**Work order**
Copy all lines below containing "location".

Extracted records
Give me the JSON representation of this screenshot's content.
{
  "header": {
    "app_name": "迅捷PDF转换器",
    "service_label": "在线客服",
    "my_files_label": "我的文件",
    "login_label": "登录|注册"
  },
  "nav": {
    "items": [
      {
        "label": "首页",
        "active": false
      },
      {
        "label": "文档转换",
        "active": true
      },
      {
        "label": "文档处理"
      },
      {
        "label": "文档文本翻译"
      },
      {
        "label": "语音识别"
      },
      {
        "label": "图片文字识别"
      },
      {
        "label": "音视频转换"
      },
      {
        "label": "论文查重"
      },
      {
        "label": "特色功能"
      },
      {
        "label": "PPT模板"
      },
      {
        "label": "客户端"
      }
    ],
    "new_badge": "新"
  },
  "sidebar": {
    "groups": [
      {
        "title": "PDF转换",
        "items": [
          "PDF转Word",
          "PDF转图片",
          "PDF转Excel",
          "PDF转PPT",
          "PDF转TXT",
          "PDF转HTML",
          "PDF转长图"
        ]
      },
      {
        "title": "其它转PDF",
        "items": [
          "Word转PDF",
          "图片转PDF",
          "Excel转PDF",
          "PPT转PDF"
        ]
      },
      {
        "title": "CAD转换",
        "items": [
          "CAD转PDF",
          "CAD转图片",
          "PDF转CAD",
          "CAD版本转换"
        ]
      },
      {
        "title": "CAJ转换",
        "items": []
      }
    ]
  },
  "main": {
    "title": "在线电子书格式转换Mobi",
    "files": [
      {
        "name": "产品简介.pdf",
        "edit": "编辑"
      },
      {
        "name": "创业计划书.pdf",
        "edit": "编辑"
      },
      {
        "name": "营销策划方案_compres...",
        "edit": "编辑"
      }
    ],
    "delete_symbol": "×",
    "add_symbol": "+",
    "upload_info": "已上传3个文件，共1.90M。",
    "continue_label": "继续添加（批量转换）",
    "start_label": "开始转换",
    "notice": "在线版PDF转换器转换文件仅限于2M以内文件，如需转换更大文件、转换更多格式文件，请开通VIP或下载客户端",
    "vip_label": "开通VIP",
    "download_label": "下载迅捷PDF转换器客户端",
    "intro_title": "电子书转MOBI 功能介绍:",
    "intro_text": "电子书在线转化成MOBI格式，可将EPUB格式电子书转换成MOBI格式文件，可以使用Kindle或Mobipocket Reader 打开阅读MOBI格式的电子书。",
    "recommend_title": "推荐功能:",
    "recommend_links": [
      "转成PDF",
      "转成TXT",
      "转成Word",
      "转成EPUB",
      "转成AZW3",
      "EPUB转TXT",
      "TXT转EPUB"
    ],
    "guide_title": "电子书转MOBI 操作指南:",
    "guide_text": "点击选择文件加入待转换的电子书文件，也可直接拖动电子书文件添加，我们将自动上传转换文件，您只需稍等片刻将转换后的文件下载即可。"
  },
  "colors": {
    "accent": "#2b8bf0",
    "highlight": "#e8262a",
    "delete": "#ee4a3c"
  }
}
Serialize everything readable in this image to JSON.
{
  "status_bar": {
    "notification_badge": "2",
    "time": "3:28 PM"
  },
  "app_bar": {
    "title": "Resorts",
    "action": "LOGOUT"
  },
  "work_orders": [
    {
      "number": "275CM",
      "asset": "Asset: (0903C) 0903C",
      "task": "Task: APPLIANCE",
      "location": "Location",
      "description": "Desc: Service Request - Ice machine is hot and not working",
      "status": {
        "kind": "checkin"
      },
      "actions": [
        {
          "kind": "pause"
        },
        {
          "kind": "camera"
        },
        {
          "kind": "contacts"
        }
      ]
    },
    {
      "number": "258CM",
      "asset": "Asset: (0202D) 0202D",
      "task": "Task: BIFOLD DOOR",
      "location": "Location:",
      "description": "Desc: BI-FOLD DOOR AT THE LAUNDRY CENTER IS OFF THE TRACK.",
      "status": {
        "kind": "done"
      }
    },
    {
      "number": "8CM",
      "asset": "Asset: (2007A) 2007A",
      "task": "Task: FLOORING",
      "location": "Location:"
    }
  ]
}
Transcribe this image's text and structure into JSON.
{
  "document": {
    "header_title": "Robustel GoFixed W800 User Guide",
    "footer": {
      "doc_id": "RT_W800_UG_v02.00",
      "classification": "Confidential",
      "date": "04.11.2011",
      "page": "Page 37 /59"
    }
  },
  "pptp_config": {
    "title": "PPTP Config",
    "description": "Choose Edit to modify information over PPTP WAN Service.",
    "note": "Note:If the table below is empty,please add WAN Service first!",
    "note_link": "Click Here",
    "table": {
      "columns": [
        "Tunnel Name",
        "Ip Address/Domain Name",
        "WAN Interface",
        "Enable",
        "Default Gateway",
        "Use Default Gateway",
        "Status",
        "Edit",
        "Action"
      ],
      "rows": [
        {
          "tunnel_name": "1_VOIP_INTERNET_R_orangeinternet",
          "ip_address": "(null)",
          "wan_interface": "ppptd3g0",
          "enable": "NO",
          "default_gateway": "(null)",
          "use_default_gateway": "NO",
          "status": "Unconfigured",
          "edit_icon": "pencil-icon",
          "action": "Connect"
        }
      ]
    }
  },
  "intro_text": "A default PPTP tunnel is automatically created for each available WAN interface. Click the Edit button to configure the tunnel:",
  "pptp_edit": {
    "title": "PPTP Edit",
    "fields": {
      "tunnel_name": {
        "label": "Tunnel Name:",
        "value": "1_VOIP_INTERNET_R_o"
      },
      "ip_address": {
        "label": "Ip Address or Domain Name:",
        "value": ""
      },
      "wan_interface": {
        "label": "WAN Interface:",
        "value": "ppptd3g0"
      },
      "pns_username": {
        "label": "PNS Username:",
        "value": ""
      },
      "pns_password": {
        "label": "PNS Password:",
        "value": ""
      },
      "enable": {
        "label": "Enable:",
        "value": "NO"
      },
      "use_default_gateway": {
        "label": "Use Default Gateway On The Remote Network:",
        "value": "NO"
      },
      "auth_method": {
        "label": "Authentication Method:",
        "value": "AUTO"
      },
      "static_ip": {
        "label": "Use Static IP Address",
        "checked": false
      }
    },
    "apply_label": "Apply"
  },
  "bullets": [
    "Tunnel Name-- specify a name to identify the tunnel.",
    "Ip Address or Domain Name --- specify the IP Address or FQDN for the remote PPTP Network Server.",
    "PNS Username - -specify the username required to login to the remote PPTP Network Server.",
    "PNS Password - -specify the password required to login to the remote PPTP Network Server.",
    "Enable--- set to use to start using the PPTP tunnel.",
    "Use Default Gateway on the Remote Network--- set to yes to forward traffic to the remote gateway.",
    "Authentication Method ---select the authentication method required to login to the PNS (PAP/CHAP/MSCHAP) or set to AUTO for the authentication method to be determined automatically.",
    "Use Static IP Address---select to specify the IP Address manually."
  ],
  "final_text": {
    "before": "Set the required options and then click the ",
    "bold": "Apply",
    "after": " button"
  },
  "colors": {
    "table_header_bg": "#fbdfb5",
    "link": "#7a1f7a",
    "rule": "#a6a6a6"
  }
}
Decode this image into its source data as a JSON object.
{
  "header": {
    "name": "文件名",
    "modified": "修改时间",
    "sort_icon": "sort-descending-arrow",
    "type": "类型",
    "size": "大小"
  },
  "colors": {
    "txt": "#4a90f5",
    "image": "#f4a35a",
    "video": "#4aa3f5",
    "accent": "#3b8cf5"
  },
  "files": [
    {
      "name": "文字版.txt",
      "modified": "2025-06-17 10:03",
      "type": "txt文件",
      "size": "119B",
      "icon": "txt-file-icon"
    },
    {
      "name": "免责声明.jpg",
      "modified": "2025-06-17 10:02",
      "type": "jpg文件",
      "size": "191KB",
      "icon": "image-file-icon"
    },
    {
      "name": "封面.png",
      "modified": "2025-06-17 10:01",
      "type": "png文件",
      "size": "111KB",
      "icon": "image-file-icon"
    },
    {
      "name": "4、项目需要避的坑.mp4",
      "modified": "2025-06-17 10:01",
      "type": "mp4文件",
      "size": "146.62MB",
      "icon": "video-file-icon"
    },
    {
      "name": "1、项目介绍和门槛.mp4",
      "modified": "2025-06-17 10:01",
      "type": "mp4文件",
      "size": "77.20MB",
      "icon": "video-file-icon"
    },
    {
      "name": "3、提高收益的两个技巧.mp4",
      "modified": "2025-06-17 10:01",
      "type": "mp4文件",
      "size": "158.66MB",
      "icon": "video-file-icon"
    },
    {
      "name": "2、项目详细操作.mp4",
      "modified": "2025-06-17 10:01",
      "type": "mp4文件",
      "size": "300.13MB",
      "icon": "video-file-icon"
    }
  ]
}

**Task result**
      "location": "Location",
      "location": "Location:",
      "location": "Location:"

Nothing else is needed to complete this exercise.